(EXERCISE DIRECTIONS):
Copy out every line in the entries below that includes "true".

*****

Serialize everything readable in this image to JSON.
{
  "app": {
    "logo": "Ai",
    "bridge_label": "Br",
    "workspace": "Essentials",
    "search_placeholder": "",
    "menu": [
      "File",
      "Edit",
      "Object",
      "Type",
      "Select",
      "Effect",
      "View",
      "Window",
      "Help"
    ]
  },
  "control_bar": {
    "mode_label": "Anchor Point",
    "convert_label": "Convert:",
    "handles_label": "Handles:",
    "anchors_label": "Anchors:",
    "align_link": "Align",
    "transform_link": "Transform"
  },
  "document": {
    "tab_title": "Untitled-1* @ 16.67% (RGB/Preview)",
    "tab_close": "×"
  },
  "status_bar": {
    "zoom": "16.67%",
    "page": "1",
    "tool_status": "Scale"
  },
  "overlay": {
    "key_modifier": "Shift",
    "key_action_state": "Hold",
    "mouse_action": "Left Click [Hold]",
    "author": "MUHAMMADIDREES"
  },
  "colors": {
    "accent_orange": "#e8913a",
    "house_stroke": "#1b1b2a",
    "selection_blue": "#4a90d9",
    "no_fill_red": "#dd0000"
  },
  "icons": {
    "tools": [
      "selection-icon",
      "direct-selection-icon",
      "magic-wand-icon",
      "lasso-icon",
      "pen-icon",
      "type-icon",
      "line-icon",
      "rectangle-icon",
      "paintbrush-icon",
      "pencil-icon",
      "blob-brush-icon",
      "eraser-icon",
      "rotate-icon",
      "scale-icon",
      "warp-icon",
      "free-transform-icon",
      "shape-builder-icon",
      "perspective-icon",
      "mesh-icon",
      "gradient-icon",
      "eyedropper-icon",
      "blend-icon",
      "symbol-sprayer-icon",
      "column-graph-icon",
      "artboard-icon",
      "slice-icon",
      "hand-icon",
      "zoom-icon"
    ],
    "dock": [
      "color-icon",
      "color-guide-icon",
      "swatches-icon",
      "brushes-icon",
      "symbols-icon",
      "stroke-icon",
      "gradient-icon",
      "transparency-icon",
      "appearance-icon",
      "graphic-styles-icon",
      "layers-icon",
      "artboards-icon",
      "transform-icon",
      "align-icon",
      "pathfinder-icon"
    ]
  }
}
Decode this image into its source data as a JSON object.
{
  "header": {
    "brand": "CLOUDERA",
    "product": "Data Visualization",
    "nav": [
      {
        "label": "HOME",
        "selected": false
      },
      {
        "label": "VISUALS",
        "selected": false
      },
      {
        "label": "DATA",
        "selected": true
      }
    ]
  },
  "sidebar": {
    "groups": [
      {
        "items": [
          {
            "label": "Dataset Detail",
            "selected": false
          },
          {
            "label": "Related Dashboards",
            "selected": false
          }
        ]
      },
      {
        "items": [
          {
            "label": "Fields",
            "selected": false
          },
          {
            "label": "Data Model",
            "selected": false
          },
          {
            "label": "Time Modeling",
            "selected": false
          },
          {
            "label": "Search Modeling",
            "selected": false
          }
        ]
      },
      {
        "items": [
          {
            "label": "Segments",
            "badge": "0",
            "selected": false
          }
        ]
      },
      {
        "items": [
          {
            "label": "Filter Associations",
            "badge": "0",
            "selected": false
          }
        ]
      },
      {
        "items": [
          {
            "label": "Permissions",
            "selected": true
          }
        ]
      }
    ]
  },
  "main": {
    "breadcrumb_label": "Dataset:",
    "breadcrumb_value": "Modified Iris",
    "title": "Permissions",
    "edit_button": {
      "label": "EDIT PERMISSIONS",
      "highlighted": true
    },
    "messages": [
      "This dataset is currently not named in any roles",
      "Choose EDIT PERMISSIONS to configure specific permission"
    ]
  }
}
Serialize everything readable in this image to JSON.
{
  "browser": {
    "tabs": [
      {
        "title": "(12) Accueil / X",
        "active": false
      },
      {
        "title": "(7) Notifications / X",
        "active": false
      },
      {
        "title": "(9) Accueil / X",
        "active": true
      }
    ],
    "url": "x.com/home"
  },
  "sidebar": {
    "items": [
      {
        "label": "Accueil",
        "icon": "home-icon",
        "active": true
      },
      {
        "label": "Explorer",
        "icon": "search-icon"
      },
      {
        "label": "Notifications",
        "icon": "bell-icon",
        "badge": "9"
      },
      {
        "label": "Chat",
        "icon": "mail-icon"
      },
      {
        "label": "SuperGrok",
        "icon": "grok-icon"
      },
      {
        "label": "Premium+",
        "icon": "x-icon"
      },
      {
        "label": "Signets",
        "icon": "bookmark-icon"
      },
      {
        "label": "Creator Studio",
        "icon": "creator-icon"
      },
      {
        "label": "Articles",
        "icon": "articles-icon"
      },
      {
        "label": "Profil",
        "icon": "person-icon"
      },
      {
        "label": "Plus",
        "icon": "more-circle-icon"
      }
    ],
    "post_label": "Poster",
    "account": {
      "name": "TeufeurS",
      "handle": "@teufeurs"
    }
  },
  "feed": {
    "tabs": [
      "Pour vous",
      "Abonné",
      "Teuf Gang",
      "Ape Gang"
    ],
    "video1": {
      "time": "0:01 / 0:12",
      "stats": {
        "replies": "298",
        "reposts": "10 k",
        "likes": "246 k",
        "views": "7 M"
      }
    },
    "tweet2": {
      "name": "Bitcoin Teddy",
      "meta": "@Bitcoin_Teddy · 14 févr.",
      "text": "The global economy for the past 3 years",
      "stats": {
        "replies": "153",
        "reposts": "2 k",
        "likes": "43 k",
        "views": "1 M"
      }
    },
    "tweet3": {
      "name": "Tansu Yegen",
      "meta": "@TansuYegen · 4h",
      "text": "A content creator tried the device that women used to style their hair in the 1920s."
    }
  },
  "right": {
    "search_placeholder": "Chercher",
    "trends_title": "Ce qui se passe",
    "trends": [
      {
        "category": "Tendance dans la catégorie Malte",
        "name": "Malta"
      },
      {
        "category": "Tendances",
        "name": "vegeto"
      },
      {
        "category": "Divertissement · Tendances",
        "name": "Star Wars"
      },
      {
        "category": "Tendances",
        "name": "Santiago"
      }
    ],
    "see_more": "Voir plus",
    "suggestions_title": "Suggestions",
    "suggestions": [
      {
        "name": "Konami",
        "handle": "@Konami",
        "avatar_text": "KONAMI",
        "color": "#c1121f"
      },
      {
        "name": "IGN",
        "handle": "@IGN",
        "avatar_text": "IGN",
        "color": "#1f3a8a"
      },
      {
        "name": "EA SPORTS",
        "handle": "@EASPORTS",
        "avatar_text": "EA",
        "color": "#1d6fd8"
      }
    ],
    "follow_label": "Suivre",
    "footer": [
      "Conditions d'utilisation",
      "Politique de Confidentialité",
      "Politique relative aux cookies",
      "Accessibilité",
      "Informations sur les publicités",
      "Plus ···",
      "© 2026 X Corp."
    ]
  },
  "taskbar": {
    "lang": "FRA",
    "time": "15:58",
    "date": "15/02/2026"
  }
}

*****

(REPLY):
        "selected": true
            "selected": true
      "highlighted": true
        "active": true
        "active": true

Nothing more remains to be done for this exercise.